New York City officials announced Tuesday Three new high-tech police gadgets, Including a robot dog that critics described as terrifying when he first joined the force 2 1/2 years ago.
The police commissioner said the new equipment, including GPS tracking of stolen vehicles and a cone-shaped patrol robot, would be released “transparently, permanently and always with the people we serve”. Posted: Kaichant Sewell, along with Mayor Eric Adams and other officials, unveiled a robotic security guard and a mechanical dog named DigiDog at a press conference in Times Square.
“Digidog from the shelter,” said Adams, a Democrat and former police officer. “Digidog is part of the toolkit we use now.”
The city’s first robotic police dog was hired in 2020 by Adam’s predecessor, former Mayor Bill de Blasio, but the city’s deal for the device fell through after critics called it out. Horrible and dystopian .
An NYPD spokesperson told The New York Times at the time that public criticism that the robot depicted overly militarized and underdeveloped communities led the department to cancel the contract early.
Adams says he won’t bow to the pressure of anti-robot dogs.
“There were some vocal people who were against it, we backed off,” the mayor said. “I don’t work this way, I work to see what’s best for the city.”
Adams said the 70-pound (32-kilogram) remote-controlled DigiDog will be used in high-risk situations like kidnappings starting this summer.
“If the suspect is barricading himself, if there’s an armed person in the building, send a digidog there instead of the police,” he said. “So these are smart ways to use good technology.”
The tracking system, called Starchase, allows police to send a GPS tag associated with a stolen vehicle so officers can track the vehicle’s location. The New York Police Department’s pilot program to use the system will last 90 days, officials said.
The autonomous security robot, which Adams likens to a Roomba, will be deployed at the Times Square subway station for a seven-month test program starting this summer, law enforcement officials said.
Police said the device, which has been placed in malls and other places for years, was originally operated by a human friend.
Human rights activists and police reform advocates question the need for high-tech equipment.
“This latest announcement is the latest example of how Mayor Adams has allowed unlimited spending on top of the NYPD’s grossly inflated budget,” said Elena Mendez-Penat, director of the Joint Policing Reform Program. “The NYPD is buying robot dogs and other fancy technology, New Yorkers can’t get food stamps because city government is understaffed, and New Yorkers are getting fired because they can’t afford lawyers.”
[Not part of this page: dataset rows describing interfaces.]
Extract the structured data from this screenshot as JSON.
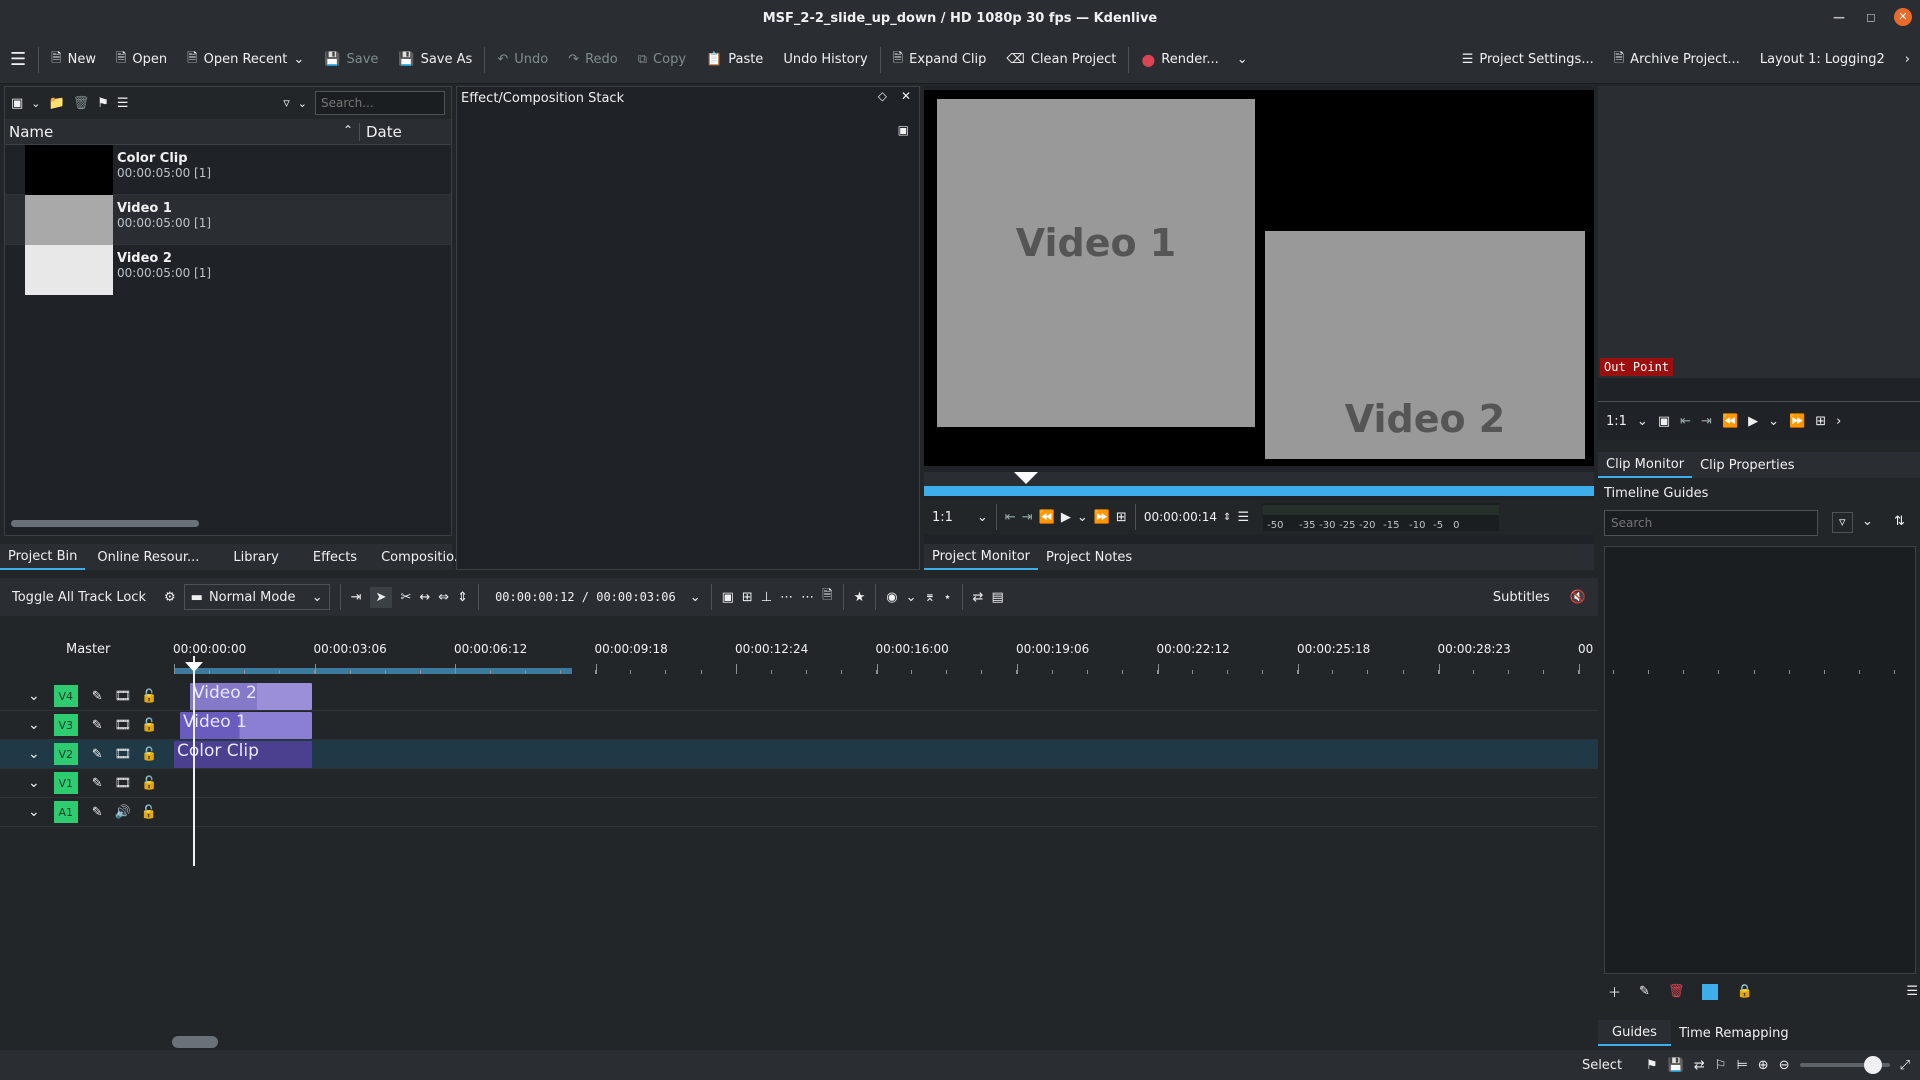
{
  "window": {
    "title": "MSF_2-2_slide_up_down / HD 1080p 30 fps — Kdenlive"
  },
  "toolbar": {
    "new": "New",
    "open": "Open",
    "open_recent": "Open Recent",
    "save": "Save",
    "save_as": "Save As",
    "undo": "Undo",
    "redo": "Redo",
    "copy": "Copy",
    "paste": "Paste",
    "undo_history": "Undo History",
    "expand_clip": "Expand Clip",
    "clean_project": "Clean Project",
    "render": "Render...",
    "project_settings": "Project Settings...",
    "archive_project": "Archive Project...",
    "layout": "Layout 1: Logging2"
  },
  "bin": {
    "search_placeholder": "Search...",
    "col_name": "Name",
    "col_date": "Date",
    "items": [
      {
        "name": "Color Clip",
        "duration": "00:00:05:00 [1]"
      },
      {
        "name": "Video 1",
        "duration": "00:00:05:00 [1]"
      },
      {
        "name": "Video 2",
        "duration": "00:00:05:00 [1]"
      }
    ],
    "tabs": [
      "Project Bin",
      "Online Resour...",
      "Library",
      "Effects",
      "Compositio..."
    ]
  },
  "effect_stack": {
    "title": "Effect/Composition Stack"
  },
  "project_monitor": {
    "frame_label_1": "Video 1",
    "frame_label_2": "Video 2",
    "zoom": "1:1",
    "timecode": "00:00:00:14",
    "meter_labels": [
      "-50",
      "-35",
      "-30",
      "-25",
      "-20",
      "-15",
      "-10",
      "-5",
      "0"
    ],
    "tabs": [
      "Project Monitor",
      "Project Notes"
    ]
  },
  "clip_monitor": {
    "out_point": "Out Point",
    "zoom": "1:1",
    "tabs": [
      "Clip Monitor",
      "Clip Properties"
    ]
  },
  "guides": {
    "title": "Timeline Guides",
    "search_placeholder": "Search",
    "tabs": [
      "Guides",
      "Time Remapping"
    ],
    "color": "#3daee9"
  },
  "timeline_toolbar": {
    "toggle_lock": "Toggle All Track Lock",
    "mode": "Normal Mode",
    "timecode": "00:00:00:12 / 00:00:03:06",
    "subtitles": "Subtitles"
  },
  "timeline": {
    "master": "Master",
    "ruler": [
      "00:00:00:00",
      "00:00:03:06",
      "00:00:06:12",
      "00:00:09:18",
      "00:00:12:24",
      "00:00:16:00",
      "00:00:19:06",
      "00:00:22:12",
      "00:00:25:18",
      "00:00:28:23",
      "00"
    ],
    "tracks": [
      {
        "label": "V4",
        "kind": "video"
      },
      {
        "label": "V3",
        "kind": "video"
      },
      {
        "label": "V2",
        "kind": "video"
      },
      {
        "label": "V1",
        "kind": "video"
      },
      {
        "label": "A1",
        "kind": "audio"
      }
    ],
    "clips": [
      {
        "track": "V4",
        "label": "Video 2"
      },
      {
        "track": "V3",
        "label": "Video 1"
      },
      {
        "track": "V2",
        "label": "Color Clip"
      }
    ]
  },
  "statusbar": {
    "select": "Select"
  }
}
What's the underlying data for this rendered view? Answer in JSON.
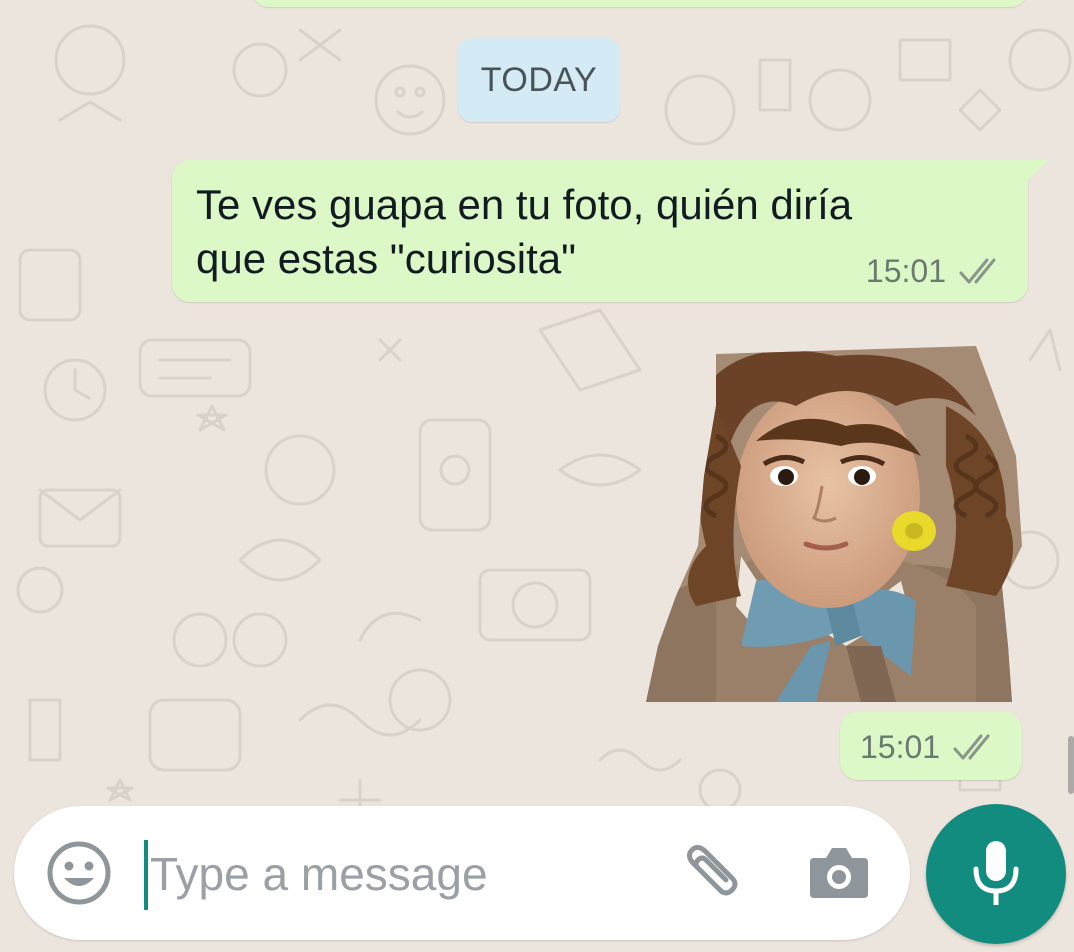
{
  "chat": {
    "date_divider": "TODAY",
    "messages": [
      {
        "type": "text",
        "lines": [
          "Te ves guapa en tu foto, quién diría",
          "que estas \"curiosita\""
        ],
        "time": "15:01",
        "status_icon": "double-check-icon"
      },
      {
        "type": "sticker",
        "sticker_description": "girl-with-bow-sticker",
        "time": "15:01",
        "status_icon": "double-check-icon"
      }
    ]
  },
  "composer": {
    "placeholder": "Type a message",
    "value": "",
    "icons": [
      "emoji-icon",
      "paperclip-icon",
      "camera-icon",
      "microphone-icon"
    ]
  },
  "colors": {
    "outgoing_bubble": "#dcf8c6",
    "date_chip": "#d4eaf4",
    "background": "#ece5dd",
    "accent": "#128c7e"
  }
}
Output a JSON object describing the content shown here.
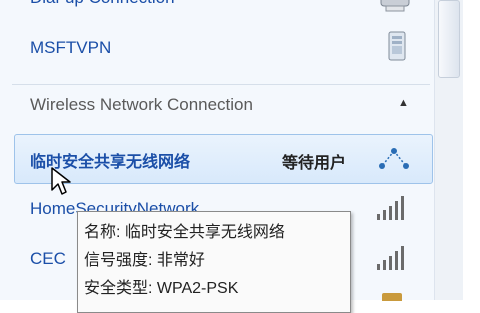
{
  "connections": {
    "dialup": {
      "label": "Dial-up Connection",
      "icon": "modem-icon"
    },
    "vpn": {
      "label": "MSFTVPN",
      "icon": "vpn-server-icon"
    }
  },
  "wireless": {
    "header": "Wireless Network Connection",
    "collapse_glyph": "▲",
    "networks": [
      {
        "name": "临时安全共享无线网络",
        "status": "等待用户",
        "icon": "adhoc-network-icon"
      },
      {
        "name": "HomeSecurityNetwork",
        "signal": 5
      },
      {
        "name": "CEC",
        "signal": 5
      }
    ]
  },
  "tooltip": {
    "name_line": "名称: 临时安全共享无线网络",
    "signal_line": "信号强度: 非常好",
    "security_line": "安全类型: WPA2-PSK"
  }
}
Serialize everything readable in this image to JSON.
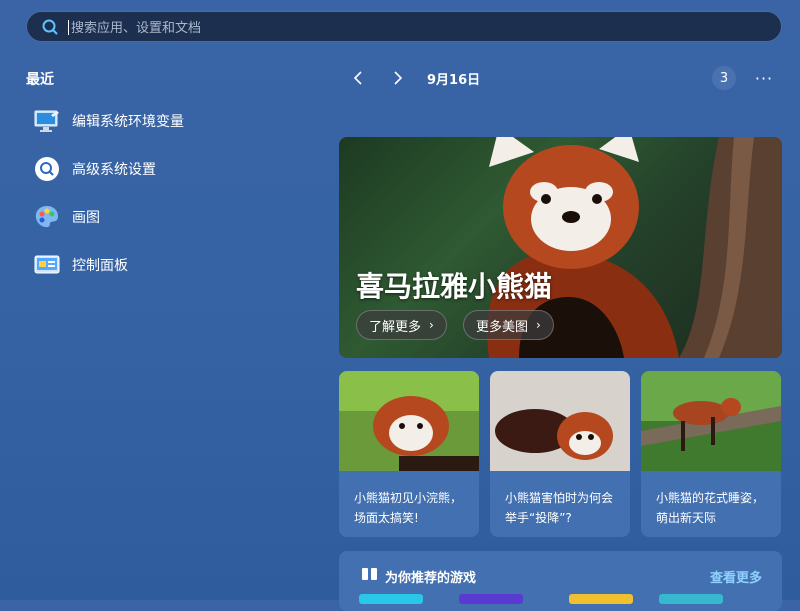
{
  "search": {
    "placeholder": "搜索应用、设置和文档"
  },
  "recent": {
    "title": "最近",
    "items": [
      {
        "label": "编辑系统环境变量",
        "icon": "monitor-settings-icon"
      },
      {
        "label": "高级系统设置",
        "icon": "magnifier-icon"
      },
      {
        "label": "画图",
        "icon": "paint-palette-icon"
      },
      {
        "label": "控制面板",
        "icon": "control-panel-icon"
      }
    ]
  },
  "header": {
    "date": "9月16日",
    "badge_count": "3",
    "more_glyph": "···"
  },
  "hero": {
    "title": "喜马拉雅小熊猫",
    "buttons": [
      "了解更多",
      "更多美图"
    ]
  },
  "cards": [
    {
      "text": "小熊猫初见小浣熊，场面太搞笑!"
    },
    {
      "text": "小熊猫害怕时为何会举手“投降”?"
    },
    {
      "text": "小熊猫的花式睡姿，萌出新天际"
    }
  ],
  "games": {
    "title": "为你推荐的游戏",
    "more": "查看更多"
  },
  "colors": {
    "accent_link": "#8fd0ff",
    "search_bg": "#1d2f4f"
  }
}
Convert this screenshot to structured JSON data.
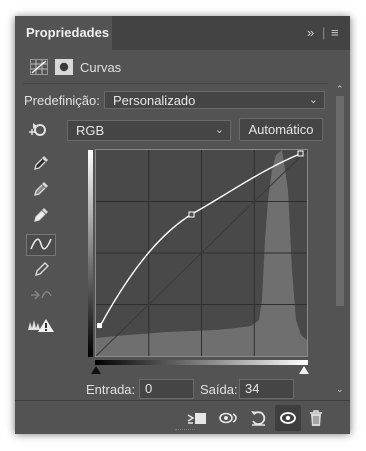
{
  "panel": {
    "tab_label": "Propriedades",
    "collapse_glyph": "»",
    "menu_glyph": "≡"
  },
  "header": {
    "title": "Curvas",
    "curves_icon": "curves-adjustment-icon",
    "mask_icon": "layer-mask-icon"
  },
  "preset": {
    "label": "Predefinição:",
    "value": "Personalizado"
  },
  "channel": {
    "value": "RGB",
    "auto_label": "Automático"
  },
  "tools": [
    "target-adjust-icon",
    "black-eyedropper-icon",
    "gray-eyedropper-icon",
    "white-eyedropper-icon",
    "curve-points-icon",
    "pencil-icon",
    "smooth-curve-icon",
    "clipping-warning-icon"
  ],
  "curve": {
    "points": [
      [
        0,
        34
      ],
      [
        95,
        181
      ],
      [
        255,
        255
      ]
    ],
    "histogram": "dense peak near highlights around level 230"
  },
  "io": {
    "input_label": "Entrada:",
    "input_value": "0",
    "output_label": "Saída:",
    "output_value": "34"
  },
  "footer": {
    "icons": [
      "clip-to-layer-icon",
      "view-previous-state-icon",
      "reset-icon",
      "visibility-icon",
      "trash-icon"
    ]
  }
}
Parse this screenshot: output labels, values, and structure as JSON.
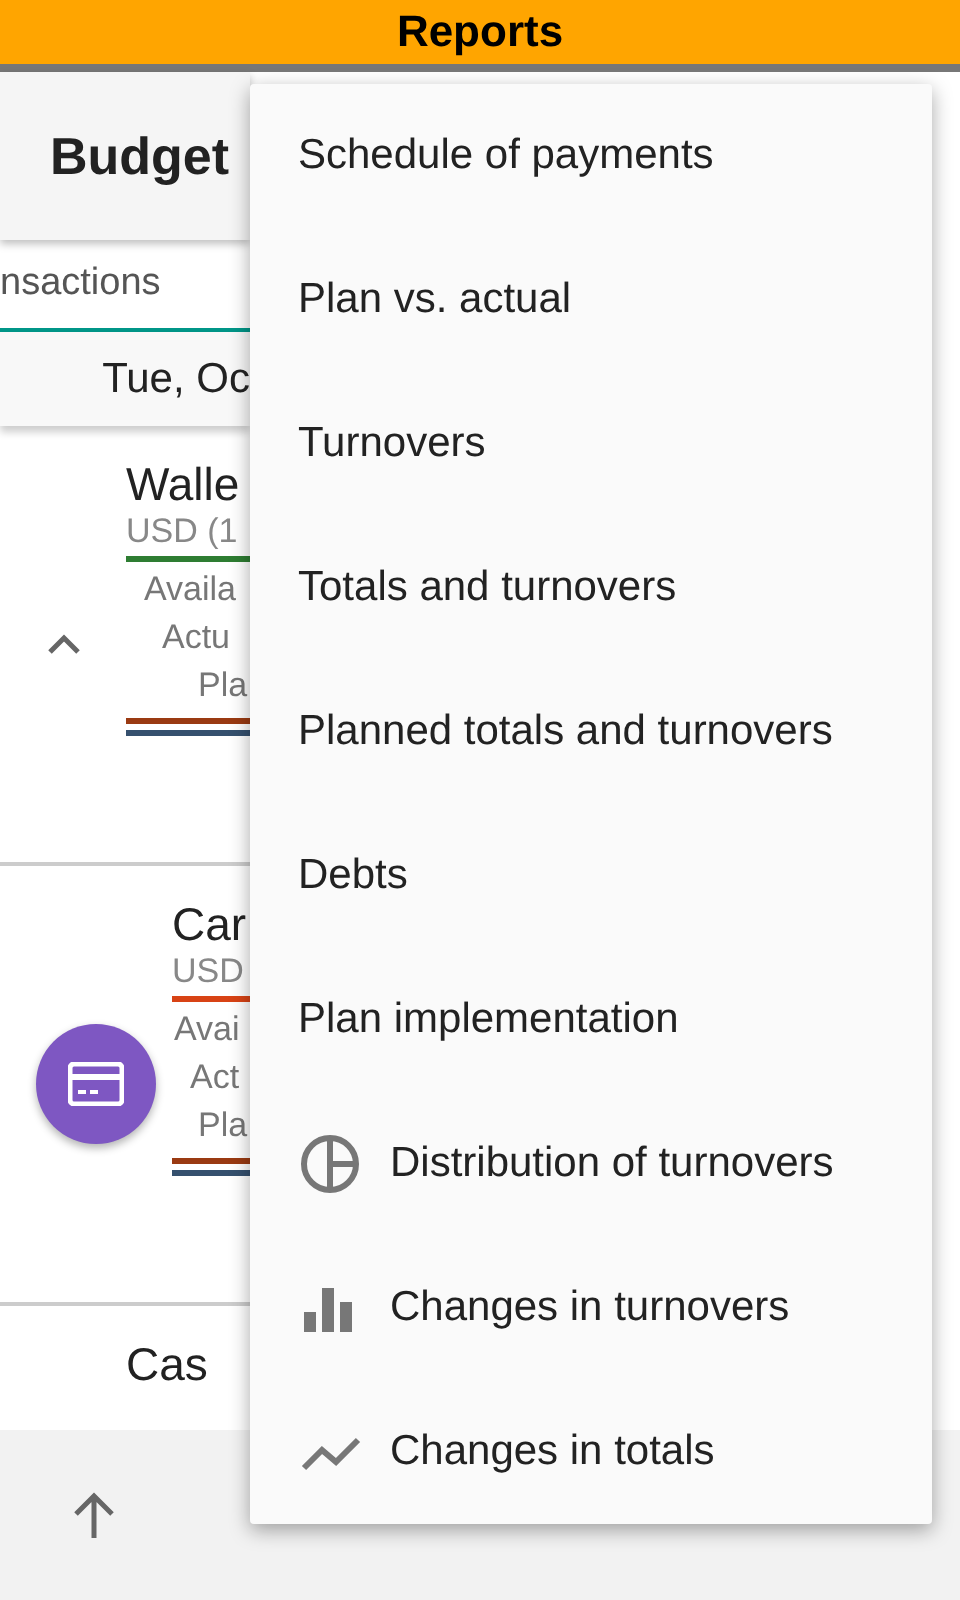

Albert Fox Kahn, executive director of the Surveillance Technology Oversight Project, said: “The NYPD is turning bad sci-fi movies into horror cops. What New York needs is real security, not RoboCop.